Description of the task = For this exercise, print all of the entries exactly as given.

----- Provided data

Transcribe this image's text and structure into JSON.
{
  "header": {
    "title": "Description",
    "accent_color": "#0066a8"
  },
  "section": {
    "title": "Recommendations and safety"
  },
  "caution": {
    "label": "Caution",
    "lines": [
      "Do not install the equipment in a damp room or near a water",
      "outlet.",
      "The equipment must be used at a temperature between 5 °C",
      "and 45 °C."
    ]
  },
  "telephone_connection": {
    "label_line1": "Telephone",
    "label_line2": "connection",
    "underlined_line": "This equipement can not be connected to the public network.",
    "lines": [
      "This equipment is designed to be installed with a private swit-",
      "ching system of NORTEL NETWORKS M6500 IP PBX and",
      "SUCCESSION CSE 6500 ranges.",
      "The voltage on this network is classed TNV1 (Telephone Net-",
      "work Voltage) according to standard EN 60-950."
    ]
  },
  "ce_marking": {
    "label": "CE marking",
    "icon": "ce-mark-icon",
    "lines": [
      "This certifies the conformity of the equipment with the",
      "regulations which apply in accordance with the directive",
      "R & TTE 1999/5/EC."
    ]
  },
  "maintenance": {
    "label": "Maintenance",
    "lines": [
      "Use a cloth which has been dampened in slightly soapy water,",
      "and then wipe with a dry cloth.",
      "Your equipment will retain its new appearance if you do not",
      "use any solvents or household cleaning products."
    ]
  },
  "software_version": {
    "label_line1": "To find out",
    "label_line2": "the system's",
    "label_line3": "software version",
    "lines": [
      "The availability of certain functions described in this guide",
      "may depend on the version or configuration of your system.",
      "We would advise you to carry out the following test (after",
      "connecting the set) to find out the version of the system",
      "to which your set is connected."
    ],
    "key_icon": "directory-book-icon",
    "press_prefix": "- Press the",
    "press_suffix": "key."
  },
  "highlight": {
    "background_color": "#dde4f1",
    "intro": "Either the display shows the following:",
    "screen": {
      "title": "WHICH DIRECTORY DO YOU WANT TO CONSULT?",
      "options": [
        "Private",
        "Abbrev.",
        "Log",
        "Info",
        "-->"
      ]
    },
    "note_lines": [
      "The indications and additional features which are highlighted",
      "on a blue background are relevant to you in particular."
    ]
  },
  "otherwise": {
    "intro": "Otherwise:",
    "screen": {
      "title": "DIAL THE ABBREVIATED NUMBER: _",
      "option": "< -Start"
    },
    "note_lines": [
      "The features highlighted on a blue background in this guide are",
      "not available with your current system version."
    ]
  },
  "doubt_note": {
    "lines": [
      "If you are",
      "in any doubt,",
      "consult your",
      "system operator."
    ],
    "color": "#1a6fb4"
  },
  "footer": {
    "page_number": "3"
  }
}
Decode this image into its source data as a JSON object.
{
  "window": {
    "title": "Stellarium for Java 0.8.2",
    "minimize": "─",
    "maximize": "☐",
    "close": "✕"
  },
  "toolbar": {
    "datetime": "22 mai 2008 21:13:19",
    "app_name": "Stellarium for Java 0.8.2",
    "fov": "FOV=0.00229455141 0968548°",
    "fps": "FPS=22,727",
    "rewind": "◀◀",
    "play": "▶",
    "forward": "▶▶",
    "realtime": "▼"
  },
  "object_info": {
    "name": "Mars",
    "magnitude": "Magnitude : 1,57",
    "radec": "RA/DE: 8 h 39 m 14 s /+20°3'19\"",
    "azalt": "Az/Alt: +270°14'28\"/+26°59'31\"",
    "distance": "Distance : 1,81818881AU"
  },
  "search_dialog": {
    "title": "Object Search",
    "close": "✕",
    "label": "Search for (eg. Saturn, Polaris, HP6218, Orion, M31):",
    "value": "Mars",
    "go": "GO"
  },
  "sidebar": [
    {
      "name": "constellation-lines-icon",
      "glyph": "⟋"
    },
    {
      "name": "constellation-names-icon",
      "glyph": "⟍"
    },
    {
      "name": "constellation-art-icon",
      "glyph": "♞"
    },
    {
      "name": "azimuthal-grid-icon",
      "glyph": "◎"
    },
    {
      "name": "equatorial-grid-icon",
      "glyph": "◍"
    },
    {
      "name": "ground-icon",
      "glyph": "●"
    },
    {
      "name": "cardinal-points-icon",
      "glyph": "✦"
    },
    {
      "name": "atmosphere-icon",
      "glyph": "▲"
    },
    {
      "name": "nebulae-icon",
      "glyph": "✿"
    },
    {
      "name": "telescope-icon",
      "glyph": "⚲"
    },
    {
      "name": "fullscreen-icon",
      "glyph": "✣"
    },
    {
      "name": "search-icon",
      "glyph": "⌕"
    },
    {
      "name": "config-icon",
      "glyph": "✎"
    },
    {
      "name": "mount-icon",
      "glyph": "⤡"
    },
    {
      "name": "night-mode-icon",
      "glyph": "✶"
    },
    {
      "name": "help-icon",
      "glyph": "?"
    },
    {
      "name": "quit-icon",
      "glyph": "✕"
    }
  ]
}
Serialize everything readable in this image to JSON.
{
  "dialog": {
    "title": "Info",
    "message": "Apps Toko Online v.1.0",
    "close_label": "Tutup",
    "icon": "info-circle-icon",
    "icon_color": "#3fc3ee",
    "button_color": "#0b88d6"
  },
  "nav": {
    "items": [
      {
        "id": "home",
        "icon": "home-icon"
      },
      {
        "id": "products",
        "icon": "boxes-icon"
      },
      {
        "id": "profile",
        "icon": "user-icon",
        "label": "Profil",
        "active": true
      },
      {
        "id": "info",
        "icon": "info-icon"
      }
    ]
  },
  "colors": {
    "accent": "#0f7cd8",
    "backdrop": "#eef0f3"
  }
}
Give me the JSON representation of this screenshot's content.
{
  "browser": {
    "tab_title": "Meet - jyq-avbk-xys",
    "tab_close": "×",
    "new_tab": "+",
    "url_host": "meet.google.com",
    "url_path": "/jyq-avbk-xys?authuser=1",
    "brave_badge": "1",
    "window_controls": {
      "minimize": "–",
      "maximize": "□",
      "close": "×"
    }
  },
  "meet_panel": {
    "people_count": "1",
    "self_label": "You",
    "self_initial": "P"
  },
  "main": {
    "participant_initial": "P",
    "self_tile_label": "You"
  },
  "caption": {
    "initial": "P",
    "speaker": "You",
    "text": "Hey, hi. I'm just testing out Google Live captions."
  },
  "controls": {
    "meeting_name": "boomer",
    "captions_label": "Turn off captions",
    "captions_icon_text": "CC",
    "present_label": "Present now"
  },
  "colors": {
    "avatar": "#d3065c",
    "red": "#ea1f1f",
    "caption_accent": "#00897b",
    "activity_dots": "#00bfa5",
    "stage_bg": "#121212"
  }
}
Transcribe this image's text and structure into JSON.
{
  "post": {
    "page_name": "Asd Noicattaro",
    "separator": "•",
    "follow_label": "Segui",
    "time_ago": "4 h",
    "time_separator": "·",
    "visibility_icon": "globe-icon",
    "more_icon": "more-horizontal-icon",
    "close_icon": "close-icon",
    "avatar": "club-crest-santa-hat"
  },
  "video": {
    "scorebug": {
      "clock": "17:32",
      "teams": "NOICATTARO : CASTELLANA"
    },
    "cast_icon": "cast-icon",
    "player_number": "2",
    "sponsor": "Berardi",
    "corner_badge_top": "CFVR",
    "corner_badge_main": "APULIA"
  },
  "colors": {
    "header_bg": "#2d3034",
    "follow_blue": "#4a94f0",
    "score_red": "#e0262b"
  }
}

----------

Completed task =
Transcribe this image's text and structure into JSON.
{
  "header": {
    "title": "Description",
    "accent_color": "#0066a8"
  },
  "section": {
    "title": "Recommendations and safety"
  },
  "caution": {
    "label": "Caution",
    "lines": [
      "Do not install the equipment in a damp room or near a water",
      "outlet.",
      "The equipment must be used at a temperature between 5 °C",
      "and 45 °C."
    ]
  },
  "telephone_connection": {
    "label_line1": "Telephone",
    "label_line2": "connection",
    "underlined_line": "This equipement can not be connected to the public network.",
    "lines": [
      "This equipment is designed to be installed with a private swit-",
      "ching system of NORTEL NETWORKS M6500 IP PBX and",
      "SUCCESSION CSE 6500 ranges.",
      "The voltage on this network is classed TNV1 (Telephone Net-",
      "work Voltage) according to standard EN 60-950."
    ]
  },
  "ce_marking": {
    "label": "CE marking",
    "icon": "ce-mark-icon",
    "lines": [
      "This certifies the conformity of the equipment with the",
      "regulations which apply in accordance with the directive",
      "R & TTE 1999/5/EC."
    ]
  },
  "maintenance": {
    "label": "Maintenance",
    "lines": [
      "Use a cloth which has been dampened in slightly soapy water,",
      "and then wipe with a dry cloth.",
      "Your equipment will retain its new appearance if you do not",
      "use any solvents or household cleaning products."
    ]
  },
  "software_version": {
    "label_line1": "To find out",
    "label_line2": "the system's",
    "label_line3": "software version",
    "lines": [
      "The availability of certain functions described in this guide",
      "may depend on the version or configuration of your system.",
      "We would advise you to carry out the following test (after",
      "connecting the set) to find out the version of the system",
      "to which your set is connected."
    ],
    "key_icon": "directory-book-icon",
    "press_prefix": "- Press the",
    "press_suffix": "key."
  },
  "highlight": {
    "background_color": "#dde4f1",
    "intro": "Either the display shows the following:",
    "screen": {
      "title": "WHICH DIRECTORY DO YOU WANT TO CONSULT?",
      "options": [
        "Private",
        "Abbrev.",
        "Log",
        "Info",
        "-->"
      ]
    },
    "note_lines": [
      "The indications and additional features which are highlighted",
      "on a blue background are relevant to you in particular."
    ]
  },
  "otherwise": {
    "intro": "Otherwise:",
    "screen": {
      "title": "DIAL THE ABBREVIATED NUMBER: _",
      "option": "< -Start"
    },
    "note_lines": [
      "The features highlighted on a blue background in this guide are",
      "not available with your current system version."
    ]
  },
  "doubt_note": {
    "lines": [
      "If you are",
      "in any doubt,",
      "consult your",
      "system operator."
    ],
    "color": "#1a6fb4"
  },
  "footer": {
    "page_number": "3"
  }
}
Decode this image into its source data as a JSON object.
{
  "window": {
    "title": "Stellarium for Java 0.8.2",
    "minimize": "─",
    "maximize": "☐",
    "close": "✕"
  },
  "toolbar": {
    "datetime": "22 mai 2008 21:13:19",
    "app_name": "Stellarium for Java 0.8.2",
    "fov": "FOV=0.00229455141 0968548°",
    "fps": "FPS=22,727",
    "rewind": "◀◀",
    "play": "▶",
    "forward": "▶▶",
    "realtime": "▼"
  },
  "object_info": {
    "name": "Mars",
    "magnitude": "Magnitude : 1,57",
    "radec": "RA/DE: 8 h 39 m 14 s /+20°3'19\"",
    "azalt": "Az/Alt: +270°14'28\"/+26°59'31\"",
    "distance": "Distance : 1,81818881AU"
  },
  "search_dialog": {
    "title": "Object Search",
    "close": "✕",
    "label": "Search for (eg. Saturn, Polaris, HP6218, Orion, M31):",
    "value": "Mars",
    "go": "GO"
  },
  "sidebar": [
    {
      "name": "constellation-lines-icon",
      "glyph": "⟋"
    },
    {
      "name": "constellation-names-icon",
      "glyph": "⟍"
    },
    {
      "name": "constellation-art-icon",
      "glyph": "♞"
    },
    {
      "name": "azimuthal-grid-icon",
      "glyph": "◎"
    },
    {
      "name": "equatorial-grid-icon",
      "glyph": "◍"
    },
    {
      "name": "ground-icon",
      "glyph": "●"
    },
    {
      "name": "cardinal-points-icon",
      "glyph": "✦"
    },
    {
      "name": "atmosphere-icon",
      "glyph": "▲"
    },
    {
      "name": "nebulae-icon",
      "glyph": "✿"
    },
    {
      "name": "telescope-icon",
      "glyph": "⚲"
    },
    {
      "name": "fullscreen-icon",
      "glyph": "✣"
    },
    {
      "name": "search-icon",
      "glyph": "⌕"
    },
    {
      "name": "config-icon",
      "glyph": "✎"
    },
    {
      "name": "mount-icon",
      "glyph": "⤡"
    },
    {
      "name": "night-mode-icon",
      "glyph": "✶"
    },
    {
      "name": "help-icon",
      "glyph": "?"
    },
    {
      "name": "quit-icon",
      "glyph": "✕"
    }
  ]
}
Serialize everything readable in this image to JSON.
{
  "dialog": {
    "title": "Info",
    "message": "Apps Toko Online v.1.0",
    "close_label": "Tutup",
    "icon": "info-circle-icon",
    "icon_color": "#3fc3ee",
    "button_color": "#0b88d6"
  },
  "nav": {
    "items": [
      {
        "id": "home",
        "icon": "home-icon"
      },
      {
        "id": "products",
        "icon": "boxes-icon"
      },
      {
        "id": "profile",
        "icon": "user-icon",
        "label": "Profil",
        "active": true
      },
      {
        "id": "info",
        "icon": "info-icon"
      }
    ]
  },
  "colors": {
    "accent": "#0f7cd8",
    "backdrop": "#eef0f3"
  }
}
Give me the JSON representation of this screenshot's content.
{
  "browser": {
    "tab_title": "Meet - jyq-avbk-xys",
    "tab_close": "×",
    "new_tab": "+",
    "url_host": "meet.google.com",
    "url_path": "/jyq-avbk-xys?authuser=1",
    "brave_badge": "1",
    "window_controls": {
      "minimize": "–",
      "maximize": "□",
      "close": "×"
    }
  },
  "meet_panel": {
    "people_count": "1",
    "self_label": "You",
    "self_initial": "P"
  },
  "main": {
    "participant_initial": "P",
    "self_tile_label": "You"
  },
  "caption": {
    "initial": "P",
    "speaker": "You",
    "text": "Hey, hi. I'm just testing out Google Live captions."
  },
  "controls": {
    "meeting_name": "boomer",
    "captions_label": "Turn off captions",
    "captions_icon_text": "CC",
    "present_label": "Present now"
  },
  "colors": {
    "avatar": "#d3065c",
    "red": "#ea1f1f",
    "caption_accent": "#00897b",
    "activity_dots": "#00bfa5",
    "stage_bg": "#121212"
  }
}
Transcribe this image's text and structure into JSON.
{
  "post": {
    "page_name": "Asd Noicattaro",
    "separator": "•",
    "follow_label": "Segui",
    "time_ago": "4 h",
    "time_separator": "·",
    "visibility_icon": "globe-icon",
    "more_icon": "more-horizontal-icon",
    "close_icon": "close-icon",
    "avatar": "club-crest-santa-hat"
  },
  "video": {
    "scorebug": {
      "clock": "17:32",
      "teams": "NOICATTARO : CASTELLANA"
    },
    "cast_icon": "cast-icon",
    "player_number": "2",
    "sponsor": "Berardi",
    "corner_badge_top": "CFVR",
    "corner_badge_main": "APULIA"
  },
  "colors": {
    "header_bg": "#2d3034",
    "follow_blue": "#4a94f0",
    "score_red": "#e0262b"
  }
}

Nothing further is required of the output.